Besides, the OECD report dated 20 March 2019 noted that, for all 44 parties to the Convention, non-trial resolution instruments have become the primary enforcement vehicle of anti-foreign bribery laws. In particular, the US, Germany and the UK used non-trial instruments to resolve respectively 96%, 79% and 79% of their foreign bribery cases.
Out of the 23 parties who have successfully concluded a foreign bribery action, (i) seven countries (Australia, Brazil, Chile, Israel, the Netherlands, Spain and Switzerland) only opted for non-trial resolutions, (ii) eight countries enforced through both trial and non-trial resolutions (Canada, France, Germany, Italy, Norway, Sweden, the United Kingdom and the United States) and (iii) eight countries only enforced through trials (Austria, Belgium, Bulgaria, Hungary, Japan, Korea, Luxembourg and Poland).
Among the countries that have relied on both trial and non-trial resolutions, the vast majority of their resolutions were, on average, concluded through non-trial resolutions. France is the jurisdiction least likely to conclude a foreign bribery matter without trial, concluding only two of 18 resolutions (11%) through its public-interest judicial convention. Italy was the most likely to resort to a non-trial resolution, having reportedly concluded 20 of 21 foreign bribery resolutions (approximatively 95%) through its Patteggiamento procedure.
Even if a key feature of all non-trial resolutions systems is the incentive for a reduced sanction, companies should not forget that if they are innocent, it is not the natural way to go. This is why the decision whether to defend themselves in trial or co-operate with the prosecuting authority should be made seriously and further to criminal lawyers’ advice. In France, the asymmetry of information between the Public Prosecutor’s Office and the company concerned, which has very little visibility over what it incurs, contrary to the US where the Sentencing Guidelines define precise coefficients and score ranges, makes this decision even more delicate.
In light of these introductory remarks, which are inevitably made from a continental European perspective, the expert contributions in the following pages constitute an essential resource, as they give precise insights about what is going on in each country.

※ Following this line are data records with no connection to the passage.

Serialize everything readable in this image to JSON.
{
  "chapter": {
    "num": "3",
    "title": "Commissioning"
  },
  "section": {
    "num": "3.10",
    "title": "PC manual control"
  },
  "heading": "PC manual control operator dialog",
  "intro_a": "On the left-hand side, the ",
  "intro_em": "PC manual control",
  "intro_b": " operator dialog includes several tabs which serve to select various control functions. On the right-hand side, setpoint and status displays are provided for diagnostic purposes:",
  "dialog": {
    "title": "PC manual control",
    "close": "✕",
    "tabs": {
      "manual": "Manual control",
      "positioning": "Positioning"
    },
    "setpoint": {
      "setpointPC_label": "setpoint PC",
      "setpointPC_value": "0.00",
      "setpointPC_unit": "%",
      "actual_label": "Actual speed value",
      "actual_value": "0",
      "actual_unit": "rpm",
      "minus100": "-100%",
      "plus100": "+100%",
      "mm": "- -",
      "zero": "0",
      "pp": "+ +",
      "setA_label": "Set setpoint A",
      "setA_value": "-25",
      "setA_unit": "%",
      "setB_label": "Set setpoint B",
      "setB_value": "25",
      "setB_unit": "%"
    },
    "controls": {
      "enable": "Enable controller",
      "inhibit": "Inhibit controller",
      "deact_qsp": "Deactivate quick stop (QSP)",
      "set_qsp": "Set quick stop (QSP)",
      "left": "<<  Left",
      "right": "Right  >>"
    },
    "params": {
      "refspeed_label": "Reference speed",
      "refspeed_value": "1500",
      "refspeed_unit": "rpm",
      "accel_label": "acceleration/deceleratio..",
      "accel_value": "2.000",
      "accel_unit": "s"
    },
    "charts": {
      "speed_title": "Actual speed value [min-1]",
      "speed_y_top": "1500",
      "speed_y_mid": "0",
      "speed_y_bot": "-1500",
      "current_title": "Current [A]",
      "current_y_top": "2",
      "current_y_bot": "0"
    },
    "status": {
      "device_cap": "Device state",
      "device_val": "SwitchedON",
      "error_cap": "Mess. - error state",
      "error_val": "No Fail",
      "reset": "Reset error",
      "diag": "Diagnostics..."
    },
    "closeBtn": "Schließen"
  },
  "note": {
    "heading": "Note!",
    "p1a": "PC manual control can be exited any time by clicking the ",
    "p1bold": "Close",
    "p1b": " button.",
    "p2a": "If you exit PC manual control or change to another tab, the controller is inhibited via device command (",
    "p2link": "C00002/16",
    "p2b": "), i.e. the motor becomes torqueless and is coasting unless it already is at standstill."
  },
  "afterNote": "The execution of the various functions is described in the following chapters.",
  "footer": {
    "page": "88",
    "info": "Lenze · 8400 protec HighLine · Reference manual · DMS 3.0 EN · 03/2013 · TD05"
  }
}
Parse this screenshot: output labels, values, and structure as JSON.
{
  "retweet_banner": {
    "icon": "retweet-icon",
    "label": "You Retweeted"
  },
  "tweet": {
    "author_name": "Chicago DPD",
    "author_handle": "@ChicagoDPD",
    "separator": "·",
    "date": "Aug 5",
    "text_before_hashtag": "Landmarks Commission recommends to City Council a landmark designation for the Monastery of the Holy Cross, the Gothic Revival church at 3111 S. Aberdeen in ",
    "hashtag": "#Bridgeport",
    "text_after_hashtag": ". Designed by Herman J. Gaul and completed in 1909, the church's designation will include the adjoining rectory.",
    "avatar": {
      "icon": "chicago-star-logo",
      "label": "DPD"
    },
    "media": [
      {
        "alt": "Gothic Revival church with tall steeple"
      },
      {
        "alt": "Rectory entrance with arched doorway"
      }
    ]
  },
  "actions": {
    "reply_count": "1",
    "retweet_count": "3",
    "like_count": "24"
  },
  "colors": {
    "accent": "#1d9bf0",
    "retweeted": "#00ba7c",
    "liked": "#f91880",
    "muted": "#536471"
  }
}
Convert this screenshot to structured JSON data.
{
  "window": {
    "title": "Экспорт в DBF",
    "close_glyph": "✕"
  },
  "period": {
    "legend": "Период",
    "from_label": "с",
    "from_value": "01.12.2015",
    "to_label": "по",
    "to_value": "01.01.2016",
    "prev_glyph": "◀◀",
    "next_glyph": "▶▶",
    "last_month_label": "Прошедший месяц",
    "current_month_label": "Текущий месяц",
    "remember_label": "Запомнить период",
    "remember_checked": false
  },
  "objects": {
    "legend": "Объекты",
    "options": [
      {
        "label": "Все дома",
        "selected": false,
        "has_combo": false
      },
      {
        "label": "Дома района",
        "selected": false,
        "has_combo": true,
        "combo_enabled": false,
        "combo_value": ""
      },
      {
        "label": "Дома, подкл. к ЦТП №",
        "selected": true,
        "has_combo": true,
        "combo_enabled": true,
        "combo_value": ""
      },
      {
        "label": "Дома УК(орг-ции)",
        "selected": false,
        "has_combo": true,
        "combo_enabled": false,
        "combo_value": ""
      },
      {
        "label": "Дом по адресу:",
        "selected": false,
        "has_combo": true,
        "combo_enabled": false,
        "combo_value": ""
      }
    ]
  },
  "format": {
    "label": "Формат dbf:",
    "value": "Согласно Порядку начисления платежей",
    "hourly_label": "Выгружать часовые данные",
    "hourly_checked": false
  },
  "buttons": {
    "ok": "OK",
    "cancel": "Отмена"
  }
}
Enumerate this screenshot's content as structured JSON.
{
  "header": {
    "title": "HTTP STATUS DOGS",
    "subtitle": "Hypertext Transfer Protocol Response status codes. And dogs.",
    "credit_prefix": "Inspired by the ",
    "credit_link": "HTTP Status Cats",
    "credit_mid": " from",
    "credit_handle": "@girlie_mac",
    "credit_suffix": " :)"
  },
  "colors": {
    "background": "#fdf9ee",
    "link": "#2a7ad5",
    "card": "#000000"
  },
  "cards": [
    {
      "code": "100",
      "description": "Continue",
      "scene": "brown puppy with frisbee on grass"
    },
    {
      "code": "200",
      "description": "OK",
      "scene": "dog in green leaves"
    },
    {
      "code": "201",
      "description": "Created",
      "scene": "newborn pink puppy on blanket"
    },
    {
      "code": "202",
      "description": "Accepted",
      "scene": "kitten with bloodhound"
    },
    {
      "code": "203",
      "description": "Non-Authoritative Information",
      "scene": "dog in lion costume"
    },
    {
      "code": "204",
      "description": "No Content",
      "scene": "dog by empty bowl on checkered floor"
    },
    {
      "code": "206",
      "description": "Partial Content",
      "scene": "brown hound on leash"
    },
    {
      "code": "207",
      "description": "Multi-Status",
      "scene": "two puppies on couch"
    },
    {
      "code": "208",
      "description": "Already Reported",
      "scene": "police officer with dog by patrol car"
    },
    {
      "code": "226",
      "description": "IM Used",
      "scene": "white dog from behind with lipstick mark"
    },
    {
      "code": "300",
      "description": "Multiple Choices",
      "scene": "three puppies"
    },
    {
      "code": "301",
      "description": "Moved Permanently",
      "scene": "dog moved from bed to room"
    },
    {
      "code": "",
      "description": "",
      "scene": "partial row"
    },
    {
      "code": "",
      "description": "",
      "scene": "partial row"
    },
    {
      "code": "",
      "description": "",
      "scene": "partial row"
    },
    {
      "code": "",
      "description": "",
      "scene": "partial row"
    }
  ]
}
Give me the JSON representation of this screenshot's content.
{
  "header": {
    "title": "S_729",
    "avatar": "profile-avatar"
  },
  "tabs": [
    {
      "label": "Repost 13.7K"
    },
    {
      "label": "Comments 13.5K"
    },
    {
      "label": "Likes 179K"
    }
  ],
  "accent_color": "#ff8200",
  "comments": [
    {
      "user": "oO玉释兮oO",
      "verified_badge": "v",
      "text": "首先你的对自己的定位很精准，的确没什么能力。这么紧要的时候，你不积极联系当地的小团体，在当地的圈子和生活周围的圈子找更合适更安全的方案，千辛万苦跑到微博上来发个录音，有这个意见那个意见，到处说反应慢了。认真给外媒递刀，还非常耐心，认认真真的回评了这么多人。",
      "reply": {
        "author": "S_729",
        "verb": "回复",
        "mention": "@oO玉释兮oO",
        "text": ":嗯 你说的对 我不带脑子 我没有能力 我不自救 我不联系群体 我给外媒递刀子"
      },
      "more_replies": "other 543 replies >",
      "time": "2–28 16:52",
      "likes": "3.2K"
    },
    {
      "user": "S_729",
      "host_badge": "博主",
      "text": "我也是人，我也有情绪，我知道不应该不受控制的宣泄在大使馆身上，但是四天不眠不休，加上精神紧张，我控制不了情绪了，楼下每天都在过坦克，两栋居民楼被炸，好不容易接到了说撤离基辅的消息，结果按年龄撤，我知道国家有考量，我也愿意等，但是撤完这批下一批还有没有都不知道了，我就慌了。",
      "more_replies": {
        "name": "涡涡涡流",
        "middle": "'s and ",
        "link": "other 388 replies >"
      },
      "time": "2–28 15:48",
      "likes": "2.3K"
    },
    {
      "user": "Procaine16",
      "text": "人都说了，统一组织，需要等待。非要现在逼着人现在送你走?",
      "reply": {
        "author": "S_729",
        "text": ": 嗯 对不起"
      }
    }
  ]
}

We express our deep gratitude to all authors for their valuable work.
May practitioners find in this Guide all helpful information to better capture and manage legal risks arising from anti-corruption rules globally.